Unanswered Question

What's the weight on 59cm? On official site it weighs 13.4oz or 380g, much lighter than the 19oz weight listed here.

What Size Should I get?

Best Answer

So for a versatile size, measure the distance between the tip of your middle finger while at your side and the malleolus of your ankle. This will provide the most versatile size for you.

If you intend to be on steeper terrain mostly, then you can use a shorter axe, if you are going to be on more moderate flatter terrain then a longer axe will suit you better.

You can call or email me directly. 801-736-6398, or

5 5

Great Ice Axe in the Right Application

I've owned several ice axes over the years and this is the best yet. A great combination of carrying comfort and performance. It swings well, works great in self-arrest, and can handle moderate technical challenges.

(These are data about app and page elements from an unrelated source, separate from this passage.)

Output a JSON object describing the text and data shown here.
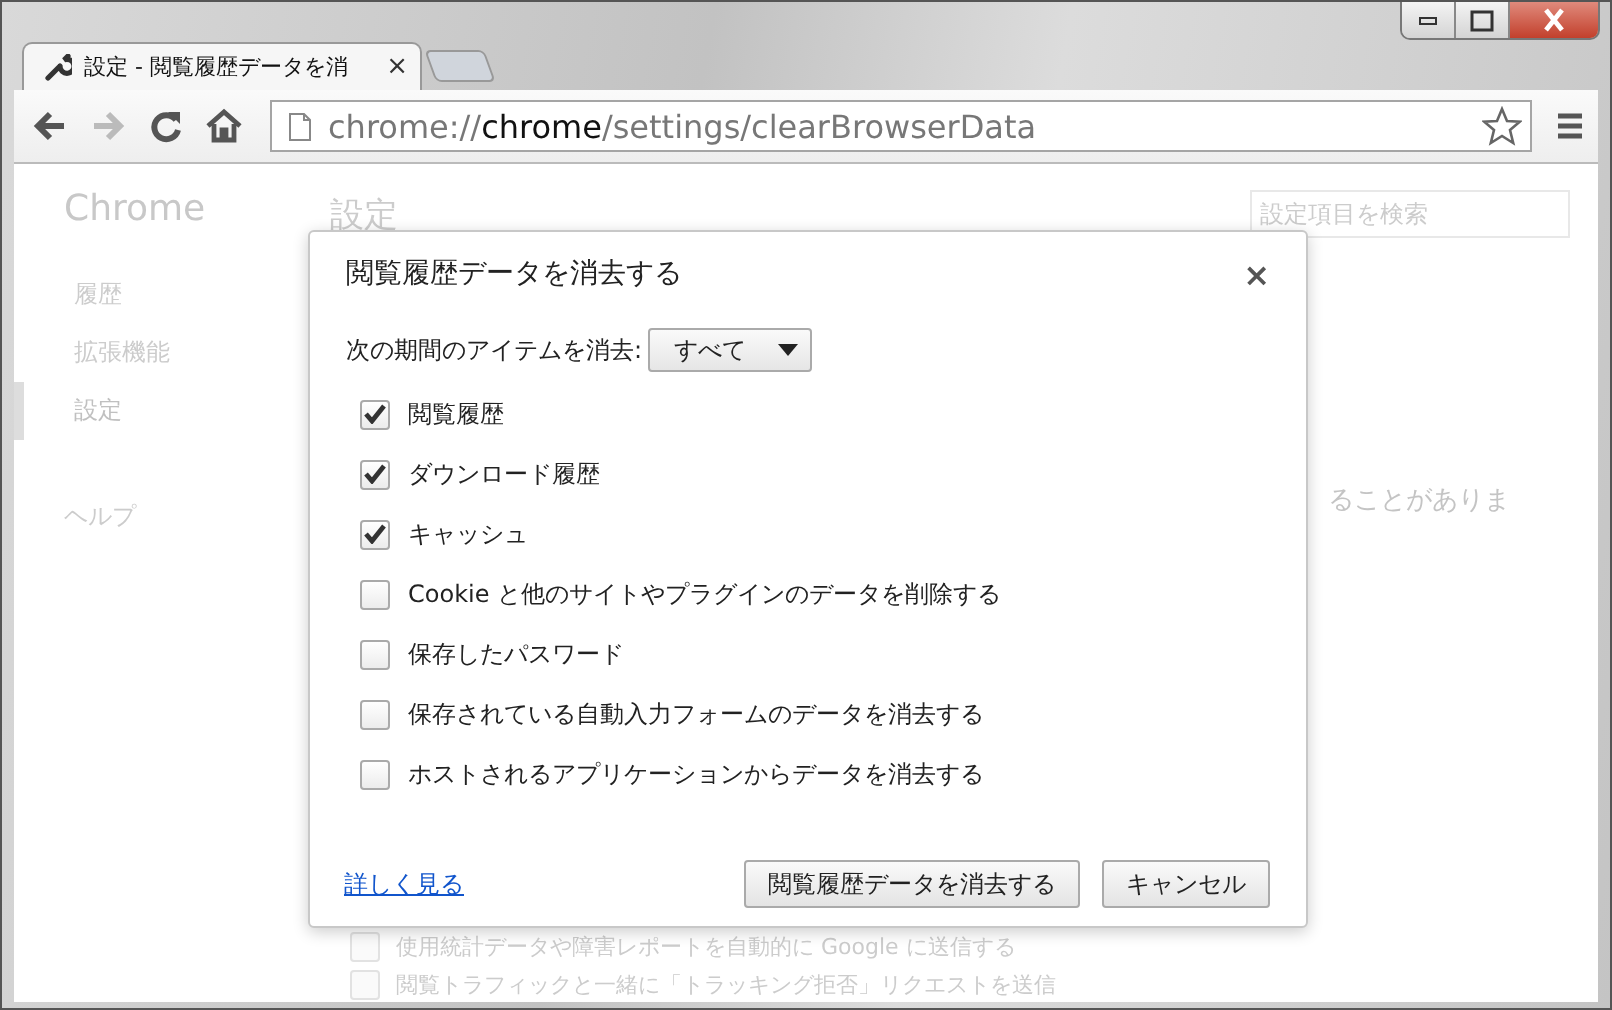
{
  "tabs": [
    {
      "title": "設定 - 閲覧履歴データを消",
      "close": "×",
      "selected": true
    }
  ],
  "toolbar": {
    "url": {
      "scheme": "chrome://",
      "host": "chrome",
      "path": "/settings/clearBrowserData"
    }
  },
  "sidebar": {
    "title": "Chrome",
    "items": [
      {
        "label": "履歴",
        "selected": false
      },
      {
        "label": "拡張機能",
        "selected": false
      },
      {
        "label": "設定",
        "selected": true
      }
    ],
    "help": "ヘルプ"
  },
  "page": {
    "title": "設定",
    "search": {
      "placeholder": "設定項目を検索"
    },
    "partial_text": "ることがありま",
    "options": [
      {
        "label": "使用統計データや障害レポートを自動的に Google に送信する",
        "checked": false
      },
      {
        "label": "閲覧トラフィックと一緒に「トラッキング拒否」リクエストを送信",
        "checked": false
      }
    ]
  },
  "dialog": {
    "title": "閲覧履歴データを消去する",
    "close": "×",
    "period_label": "次の期間のアイテムを消去:",
    "period_value": "すべて",
    "items": [
      {
        "label": "閲覧履歴",
        "checked": true
      },
      {
        "label": "ダウンロード履歴",
        "checked": true
      },
      {
        "label": "キャッシュ",
        "checked": true
      },
      {
        "label": "Cookie と他のサイトやプラグインのデータを削除する",
        "checked": false
      },
      {
        "label": "保存したパスワード",
        "checked": false
      },
      {
        "label": "保存されている自動入力フォームのデータを消去する",
        "checked": false
      },
      {
        "label": "ホストされるアプリケーションからデータを消去する",
        "checked": false
      }
    ],
    "link": "詳しく見る",
    "buttons": [
      "閲覧履歴データを消去する",
      "キャンセル"
    ]
  }
}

It isn't the lightest axe out there, so if you're using it for moderate glacier and snow climbs (the trade routes on mountains such as Rainier and Baker come to mind) I'd suggest something more like the Black Diamond Raven Pro. For an all-around axe that can leave off where your technical ice tools take over, the Petzl Summit is hard to beat.

getting this ax for my son, but don't know...

getting this ax for my son, but don't know what size i should get.
he is 6 ft tall

The general rule of thumb is to measure the distance between the tip of his finger while its hanging at his side and the ground and then go with the size that is closest without going over the measurement. But it depends on what he's using it for. General mountaineering, I'd probably go with the 66. If he's using it with skis or a snowboard, I'd go shorter, with the 59.

Its all preference, i think, of the person. it also depends on the climbing done. Steeper=shorter, not so steep=longer. knanier seems to have the right idea

5 5

Great Axe!!!

I used it to climb and ride the Wintun glacier on Mt. Shasta last month. It is a bomber axe; it's light and small enough so that you don't notice the added weight on long hauls, making it ideal to take out with you in the spring when conditions can dramatically change, or when you don't know how the snow will be. This is why I took it with me to Mt. Dana a few weeks ago, and I am glad that I did. Buy this axe!

4 5

Amazing all around tool

Love this axe, it is great almost always. It has enough weight to actually swing and stick and chop steps as needed, and the rubberized grip means you can change hand positions and grab up pretty high on it with out it slipping. The only draw back of course then is the added weight from the rubberized shaft, but I would say its worth it.

looking at purchasing one of these, and...

looking at purchasing one of these, and been doing a bit of research, one user i found through google had problems with rust occuring on the head, does this still occur or is the rust preventable?

That sounds like user error. You shouldn't have a problem with rust if you properly dry and then store your equipment after returning home.

I just got this axe and used it once. Already noticing some rust. I don't have a dedicated room in my house with a de-humidifier solely for this axe, but I did hang it up after using it. Not sure what else you're supposed to do for an axe. Haven't had this problem with other axes. Rust spots are pretty minor and it was a rainy climb, but literally have used it one time.